Seagate has launched an automatic 750GB external hard drive and Apple has unveiled its Time Machine -- now there's no excuse not to backup your data

We think making data backups is the most boring thing you can do with a PC. It's right up there with watching paint dry, listening to Blur, and people who go on about how great they are. Yawn.

Credit to Seagate and Apple for trying to make backups more appealing. Seagate has just released the 750GB Pushbutton Backup external hard drive for PC and Mac -- a device that can create copies of your entire hard drive at the touch of a button. Meanwhile, Apple has unveiled a new storage app called Time Machine, for its forthcoming Leopard operating system.

The 750GB Pushbutton drive has a (you guessed it!) push button at the front of the unit that automatically launches the accompanying 'Bounceback' software, which scans your disk drive for new or modified files and automatically backs them up. It's based on the awesome Barracuda 7200.10 drive and costs £320.

Apple's Time Machine feature is genuinely awesome, and not just because it caused a bunch of Mac fanboys to scream in delight during its unveiling at the Worldwide Developer Conference (WWDC). It lets you bring up a series of windows stretching towards a black hole in the distance, with each window showing the contents of that particular folder on any given day.

If a file has vanished from a folder, you can hit the timeline button and 'fly' back in time towards the black hole until a version of the folder is found containing a different set of files -- hopefully including the one that went missing.
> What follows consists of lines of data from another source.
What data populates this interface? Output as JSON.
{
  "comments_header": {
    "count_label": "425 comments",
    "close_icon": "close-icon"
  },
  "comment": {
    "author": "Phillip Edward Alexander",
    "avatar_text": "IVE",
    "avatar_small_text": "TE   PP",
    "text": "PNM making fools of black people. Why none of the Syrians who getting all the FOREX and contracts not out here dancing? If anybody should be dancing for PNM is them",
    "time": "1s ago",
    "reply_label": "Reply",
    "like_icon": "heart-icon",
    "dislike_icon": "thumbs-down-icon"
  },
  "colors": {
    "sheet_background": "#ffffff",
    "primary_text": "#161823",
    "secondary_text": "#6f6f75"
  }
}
Time Machine works by creating 'deltas' (the changes from one version of a file to a newer version) on a separate internal or external hard drive, and is capable of restoring single files or the entire operating system.

So there you have it: two undeniably sexy methods of creating backups. They're so sexy, in fact, they're making us want to strip naked, cover ourselves in jelly and make backups like there's no tomorrow. We'll take a more in-depth look at both technologies sometime soon. -RR